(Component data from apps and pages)
•••••
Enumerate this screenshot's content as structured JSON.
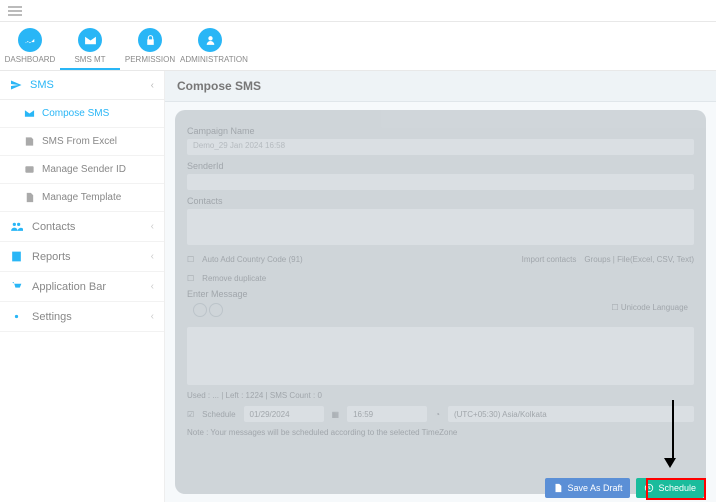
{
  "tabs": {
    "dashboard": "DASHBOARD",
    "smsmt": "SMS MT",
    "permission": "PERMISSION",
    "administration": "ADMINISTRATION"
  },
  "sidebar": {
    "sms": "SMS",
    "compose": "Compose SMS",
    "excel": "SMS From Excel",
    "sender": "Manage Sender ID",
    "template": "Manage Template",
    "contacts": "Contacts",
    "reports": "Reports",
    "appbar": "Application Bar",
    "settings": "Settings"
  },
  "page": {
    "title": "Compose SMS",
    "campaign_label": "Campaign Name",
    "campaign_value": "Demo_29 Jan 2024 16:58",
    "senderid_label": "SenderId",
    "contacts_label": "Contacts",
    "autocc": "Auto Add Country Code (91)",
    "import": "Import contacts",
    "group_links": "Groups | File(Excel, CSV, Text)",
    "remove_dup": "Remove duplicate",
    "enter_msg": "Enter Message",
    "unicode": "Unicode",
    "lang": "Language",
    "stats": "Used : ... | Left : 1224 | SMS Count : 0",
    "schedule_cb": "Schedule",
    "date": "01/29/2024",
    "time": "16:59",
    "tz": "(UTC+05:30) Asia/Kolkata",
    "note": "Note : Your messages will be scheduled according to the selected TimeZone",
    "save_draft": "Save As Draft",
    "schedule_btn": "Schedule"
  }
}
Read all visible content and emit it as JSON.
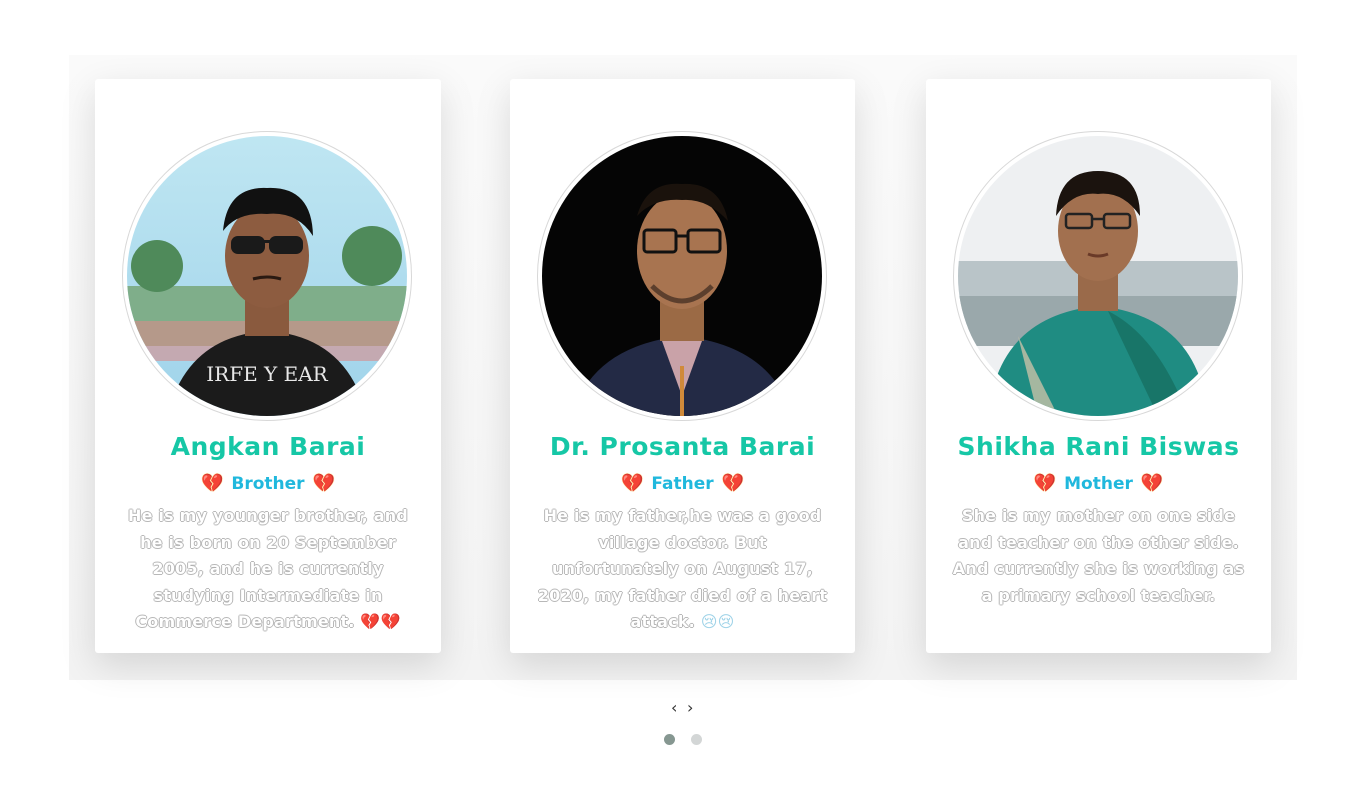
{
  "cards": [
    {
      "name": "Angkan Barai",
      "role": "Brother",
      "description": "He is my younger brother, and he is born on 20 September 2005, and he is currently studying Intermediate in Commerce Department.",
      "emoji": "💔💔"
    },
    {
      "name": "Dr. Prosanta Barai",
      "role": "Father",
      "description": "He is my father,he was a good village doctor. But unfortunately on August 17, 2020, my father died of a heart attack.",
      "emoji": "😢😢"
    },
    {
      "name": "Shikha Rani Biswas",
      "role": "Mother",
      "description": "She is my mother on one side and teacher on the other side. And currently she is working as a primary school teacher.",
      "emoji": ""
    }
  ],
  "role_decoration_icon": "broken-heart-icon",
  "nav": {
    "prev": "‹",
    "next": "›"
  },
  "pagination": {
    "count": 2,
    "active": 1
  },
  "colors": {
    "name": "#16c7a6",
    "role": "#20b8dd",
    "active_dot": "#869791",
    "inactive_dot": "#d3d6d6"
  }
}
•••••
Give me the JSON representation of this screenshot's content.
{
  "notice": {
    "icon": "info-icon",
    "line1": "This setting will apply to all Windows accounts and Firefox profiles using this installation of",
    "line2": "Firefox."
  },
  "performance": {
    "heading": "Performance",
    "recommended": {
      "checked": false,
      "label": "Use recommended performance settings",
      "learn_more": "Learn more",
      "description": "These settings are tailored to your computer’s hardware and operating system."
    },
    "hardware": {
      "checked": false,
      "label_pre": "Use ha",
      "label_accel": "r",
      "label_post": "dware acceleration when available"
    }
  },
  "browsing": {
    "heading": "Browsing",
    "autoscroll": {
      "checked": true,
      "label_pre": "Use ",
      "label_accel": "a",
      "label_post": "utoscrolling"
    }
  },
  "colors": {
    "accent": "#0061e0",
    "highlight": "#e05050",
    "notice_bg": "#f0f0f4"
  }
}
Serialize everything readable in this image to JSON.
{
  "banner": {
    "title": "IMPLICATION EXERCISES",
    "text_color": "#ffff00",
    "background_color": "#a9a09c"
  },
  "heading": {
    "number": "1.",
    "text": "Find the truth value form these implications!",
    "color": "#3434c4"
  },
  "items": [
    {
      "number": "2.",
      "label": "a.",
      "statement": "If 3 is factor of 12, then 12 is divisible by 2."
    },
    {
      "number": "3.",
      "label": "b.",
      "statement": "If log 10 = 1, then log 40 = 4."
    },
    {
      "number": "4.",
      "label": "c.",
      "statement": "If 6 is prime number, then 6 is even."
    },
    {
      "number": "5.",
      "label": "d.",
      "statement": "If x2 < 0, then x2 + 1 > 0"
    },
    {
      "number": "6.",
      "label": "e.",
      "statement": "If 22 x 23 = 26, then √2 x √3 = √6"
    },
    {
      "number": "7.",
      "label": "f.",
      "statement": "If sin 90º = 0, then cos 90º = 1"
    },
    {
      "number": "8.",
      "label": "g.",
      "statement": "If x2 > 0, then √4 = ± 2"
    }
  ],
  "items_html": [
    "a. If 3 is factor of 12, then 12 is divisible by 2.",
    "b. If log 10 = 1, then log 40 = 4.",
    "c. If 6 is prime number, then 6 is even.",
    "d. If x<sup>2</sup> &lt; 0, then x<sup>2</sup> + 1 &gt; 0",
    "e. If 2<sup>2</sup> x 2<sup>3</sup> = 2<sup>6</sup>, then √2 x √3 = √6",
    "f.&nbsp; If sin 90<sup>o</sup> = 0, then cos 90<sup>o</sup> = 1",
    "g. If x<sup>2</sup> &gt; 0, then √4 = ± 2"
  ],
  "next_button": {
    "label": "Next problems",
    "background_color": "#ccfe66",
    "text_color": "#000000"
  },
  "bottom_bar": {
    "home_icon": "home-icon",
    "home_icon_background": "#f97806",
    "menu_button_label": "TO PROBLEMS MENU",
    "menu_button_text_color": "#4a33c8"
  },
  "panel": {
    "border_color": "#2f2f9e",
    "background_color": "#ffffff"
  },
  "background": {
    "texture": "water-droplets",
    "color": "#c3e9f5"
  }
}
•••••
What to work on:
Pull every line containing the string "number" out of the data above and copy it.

Response box:
    "number": "1.",
      "number": "2.",
      "number": "3.",
      "number": "4.",
      "statement": "If 6 is prime number, then 6 is even."
      "number": "5.",
      "number": "6.",
      "number": "7.",
      "number": "8.",
    "c. If 6 is prime number, then 6 is even.",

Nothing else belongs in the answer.